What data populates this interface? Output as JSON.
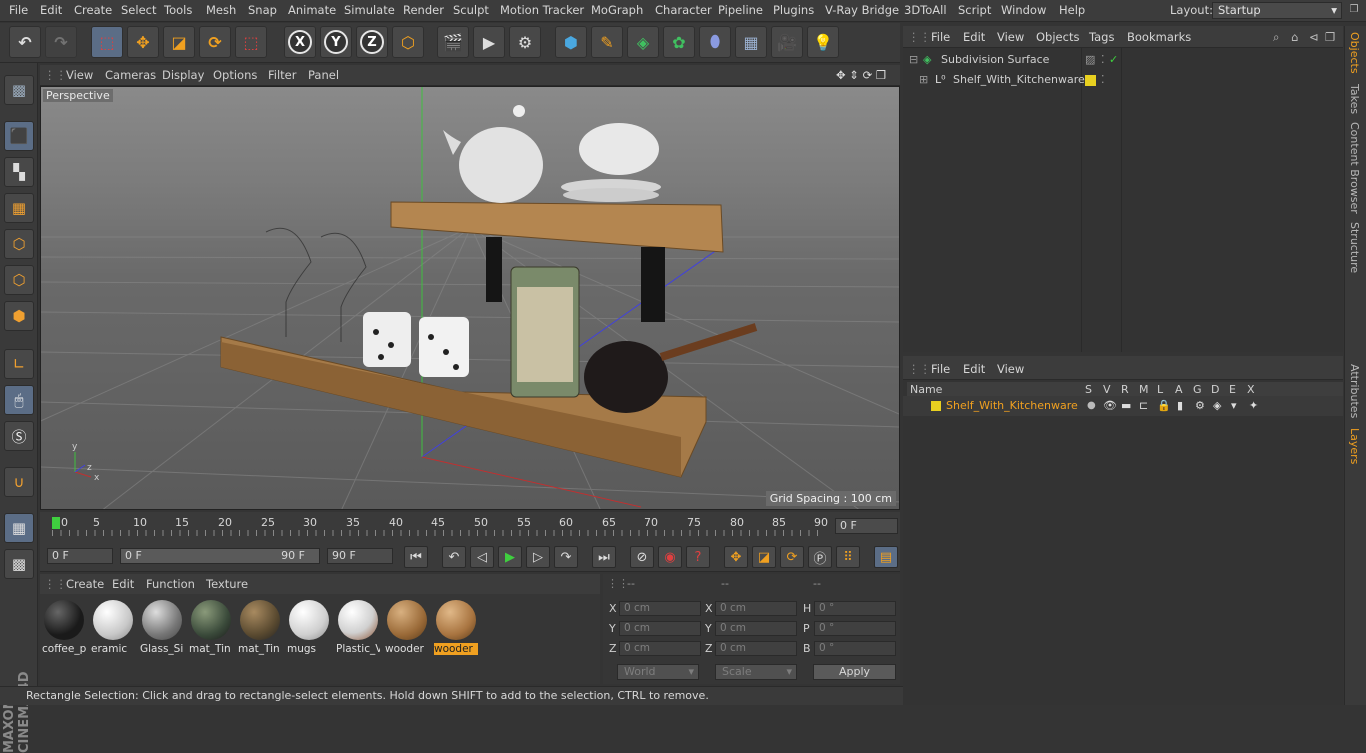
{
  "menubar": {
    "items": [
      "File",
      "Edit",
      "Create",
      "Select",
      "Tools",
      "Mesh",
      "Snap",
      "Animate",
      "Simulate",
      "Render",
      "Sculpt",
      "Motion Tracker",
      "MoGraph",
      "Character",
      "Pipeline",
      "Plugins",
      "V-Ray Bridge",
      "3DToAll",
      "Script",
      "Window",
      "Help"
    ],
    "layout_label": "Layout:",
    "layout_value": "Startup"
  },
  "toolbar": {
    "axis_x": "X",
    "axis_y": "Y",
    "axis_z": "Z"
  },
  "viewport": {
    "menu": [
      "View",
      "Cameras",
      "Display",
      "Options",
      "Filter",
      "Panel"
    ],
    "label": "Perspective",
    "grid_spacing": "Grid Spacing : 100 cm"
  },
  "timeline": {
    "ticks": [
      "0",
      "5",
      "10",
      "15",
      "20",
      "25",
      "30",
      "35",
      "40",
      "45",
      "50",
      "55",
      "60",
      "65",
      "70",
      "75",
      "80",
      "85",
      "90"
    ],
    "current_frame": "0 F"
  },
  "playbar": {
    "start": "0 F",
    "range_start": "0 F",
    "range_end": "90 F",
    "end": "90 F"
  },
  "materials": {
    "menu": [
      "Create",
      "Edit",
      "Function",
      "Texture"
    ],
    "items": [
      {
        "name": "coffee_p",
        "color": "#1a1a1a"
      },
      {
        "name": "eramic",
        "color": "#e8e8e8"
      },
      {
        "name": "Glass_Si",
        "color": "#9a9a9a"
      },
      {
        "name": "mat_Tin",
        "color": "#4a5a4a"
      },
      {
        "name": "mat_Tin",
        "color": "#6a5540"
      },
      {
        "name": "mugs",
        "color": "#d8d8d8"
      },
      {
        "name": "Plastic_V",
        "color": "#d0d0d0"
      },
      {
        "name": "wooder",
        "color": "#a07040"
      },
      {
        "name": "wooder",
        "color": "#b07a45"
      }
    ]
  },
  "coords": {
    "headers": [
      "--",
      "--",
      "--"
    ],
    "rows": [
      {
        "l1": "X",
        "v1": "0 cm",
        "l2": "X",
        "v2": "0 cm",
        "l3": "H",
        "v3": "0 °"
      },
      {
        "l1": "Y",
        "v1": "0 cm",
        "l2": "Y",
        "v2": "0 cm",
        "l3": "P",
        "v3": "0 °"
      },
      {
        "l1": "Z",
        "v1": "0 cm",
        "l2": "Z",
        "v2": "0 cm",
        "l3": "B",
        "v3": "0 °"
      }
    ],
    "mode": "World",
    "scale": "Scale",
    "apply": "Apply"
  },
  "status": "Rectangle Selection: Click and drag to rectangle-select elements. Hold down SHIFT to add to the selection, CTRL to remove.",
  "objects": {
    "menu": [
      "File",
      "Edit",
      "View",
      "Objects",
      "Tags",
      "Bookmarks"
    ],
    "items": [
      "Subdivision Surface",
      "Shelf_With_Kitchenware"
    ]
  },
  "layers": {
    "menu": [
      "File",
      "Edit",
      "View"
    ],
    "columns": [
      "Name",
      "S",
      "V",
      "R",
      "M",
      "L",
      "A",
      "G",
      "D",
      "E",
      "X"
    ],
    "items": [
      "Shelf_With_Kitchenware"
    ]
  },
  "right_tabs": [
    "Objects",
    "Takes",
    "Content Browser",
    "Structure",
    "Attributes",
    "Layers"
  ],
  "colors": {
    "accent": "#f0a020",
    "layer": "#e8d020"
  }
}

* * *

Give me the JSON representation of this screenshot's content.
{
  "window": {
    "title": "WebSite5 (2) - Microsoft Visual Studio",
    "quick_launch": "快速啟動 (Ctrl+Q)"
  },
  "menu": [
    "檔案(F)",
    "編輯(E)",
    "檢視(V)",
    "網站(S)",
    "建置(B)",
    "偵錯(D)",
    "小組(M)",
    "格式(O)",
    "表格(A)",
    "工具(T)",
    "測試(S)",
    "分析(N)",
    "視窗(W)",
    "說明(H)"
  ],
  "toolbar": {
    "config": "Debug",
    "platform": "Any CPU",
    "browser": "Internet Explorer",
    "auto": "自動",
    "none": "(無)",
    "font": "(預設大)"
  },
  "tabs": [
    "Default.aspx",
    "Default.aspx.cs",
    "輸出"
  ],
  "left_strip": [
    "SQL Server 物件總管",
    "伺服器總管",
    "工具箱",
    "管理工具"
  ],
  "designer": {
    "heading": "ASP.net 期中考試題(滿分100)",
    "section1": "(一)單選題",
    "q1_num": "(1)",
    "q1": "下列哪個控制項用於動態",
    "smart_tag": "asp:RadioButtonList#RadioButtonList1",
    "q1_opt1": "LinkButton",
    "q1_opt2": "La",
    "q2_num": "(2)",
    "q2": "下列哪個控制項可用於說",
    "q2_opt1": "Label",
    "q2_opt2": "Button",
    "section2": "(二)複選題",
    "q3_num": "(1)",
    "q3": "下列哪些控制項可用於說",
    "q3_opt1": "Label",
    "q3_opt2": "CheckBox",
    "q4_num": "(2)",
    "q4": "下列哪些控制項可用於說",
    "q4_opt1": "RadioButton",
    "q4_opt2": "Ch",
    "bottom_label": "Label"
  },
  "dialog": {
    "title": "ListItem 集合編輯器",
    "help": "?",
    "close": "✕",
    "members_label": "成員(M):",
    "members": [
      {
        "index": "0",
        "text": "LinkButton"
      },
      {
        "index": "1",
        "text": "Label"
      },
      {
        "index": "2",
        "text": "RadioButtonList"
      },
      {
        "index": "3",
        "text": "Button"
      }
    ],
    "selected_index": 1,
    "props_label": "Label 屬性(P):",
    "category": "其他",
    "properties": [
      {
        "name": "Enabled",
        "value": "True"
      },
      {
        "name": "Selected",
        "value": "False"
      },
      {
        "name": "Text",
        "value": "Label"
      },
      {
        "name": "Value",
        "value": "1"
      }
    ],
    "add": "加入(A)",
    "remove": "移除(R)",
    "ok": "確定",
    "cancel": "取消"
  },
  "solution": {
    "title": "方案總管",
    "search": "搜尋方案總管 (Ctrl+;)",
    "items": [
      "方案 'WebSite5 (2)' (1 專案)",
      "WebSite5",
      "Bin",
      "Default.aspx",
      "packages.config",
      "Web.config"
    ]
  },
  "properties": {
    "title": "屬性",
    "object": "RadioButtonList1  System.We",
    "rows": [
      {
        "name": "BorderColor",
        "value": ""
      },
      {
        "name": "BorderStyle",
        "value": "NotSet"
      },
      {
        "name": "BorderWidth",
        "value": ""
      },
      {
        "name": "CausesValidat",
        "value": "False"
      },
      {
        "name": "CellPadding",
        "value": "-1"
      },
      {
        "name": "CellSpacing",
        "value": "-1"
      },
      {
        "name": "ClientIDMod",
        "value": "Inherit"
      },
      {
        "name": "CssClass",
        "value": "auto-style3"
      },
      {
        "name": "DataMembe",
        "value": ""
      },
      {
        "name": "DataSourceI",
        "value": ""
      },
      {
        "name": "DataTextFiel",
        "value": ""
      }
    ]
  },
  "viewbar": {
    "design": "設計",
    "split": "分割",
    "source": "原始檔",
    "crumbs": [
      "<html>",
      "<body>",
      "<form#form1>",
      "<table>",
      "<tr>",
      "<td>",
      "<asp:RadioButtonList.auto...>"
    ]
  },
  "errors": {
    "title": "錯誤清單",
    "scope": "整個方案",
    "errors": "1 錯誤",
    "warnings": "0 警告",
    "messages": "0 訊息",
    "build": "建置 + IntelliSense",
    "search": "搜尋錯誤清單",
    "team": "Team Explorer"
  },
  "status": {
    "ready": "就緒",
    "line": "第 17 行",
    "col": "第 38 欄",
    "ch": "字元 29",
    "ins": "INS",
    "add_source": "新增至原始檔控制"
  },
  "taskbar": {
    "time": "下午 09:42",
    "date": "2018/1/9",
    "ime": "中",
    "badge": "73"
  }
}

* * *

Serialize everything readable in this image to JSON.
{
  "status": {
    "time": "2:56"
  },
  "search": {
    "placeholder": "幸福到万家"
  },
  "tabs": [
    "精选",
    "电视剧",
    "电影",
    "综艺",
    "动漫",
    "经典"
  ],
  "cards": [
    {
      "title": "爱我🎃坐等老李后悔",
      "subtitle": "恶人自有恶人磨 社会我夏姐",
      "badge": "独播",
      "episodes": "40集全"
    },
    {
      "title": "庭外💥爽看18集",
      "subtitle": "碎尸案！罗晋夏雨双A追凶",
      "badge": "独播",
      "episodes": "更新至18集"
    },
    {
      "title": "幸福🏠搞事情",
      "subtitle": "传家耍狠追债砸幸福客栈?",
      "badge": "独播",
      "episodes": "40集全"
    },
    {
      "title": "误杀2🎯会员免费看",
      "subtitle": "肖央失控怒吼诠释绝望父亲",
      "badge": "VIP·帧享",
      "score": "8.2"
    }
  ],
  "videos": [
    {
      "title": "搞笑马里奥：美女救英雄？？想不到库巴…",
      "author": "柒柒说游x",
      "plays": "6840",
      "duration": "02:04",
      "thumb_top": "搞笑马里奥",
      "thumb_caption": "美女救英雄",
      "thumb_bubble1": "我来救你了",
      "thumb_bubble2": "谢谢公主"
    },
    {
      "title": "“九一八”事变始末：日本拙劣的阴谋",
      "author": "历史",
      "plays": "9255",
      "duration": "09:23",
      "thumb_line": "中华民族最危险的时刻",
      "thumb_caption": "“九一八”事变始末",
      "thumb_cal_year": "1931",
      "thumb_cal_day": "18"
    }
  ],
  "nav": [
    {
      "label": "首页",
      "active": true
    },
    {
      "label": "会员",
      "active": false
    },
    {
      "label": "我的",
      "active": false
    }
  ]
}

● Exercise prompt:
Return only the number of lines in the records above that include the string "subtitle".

● Answer space:
4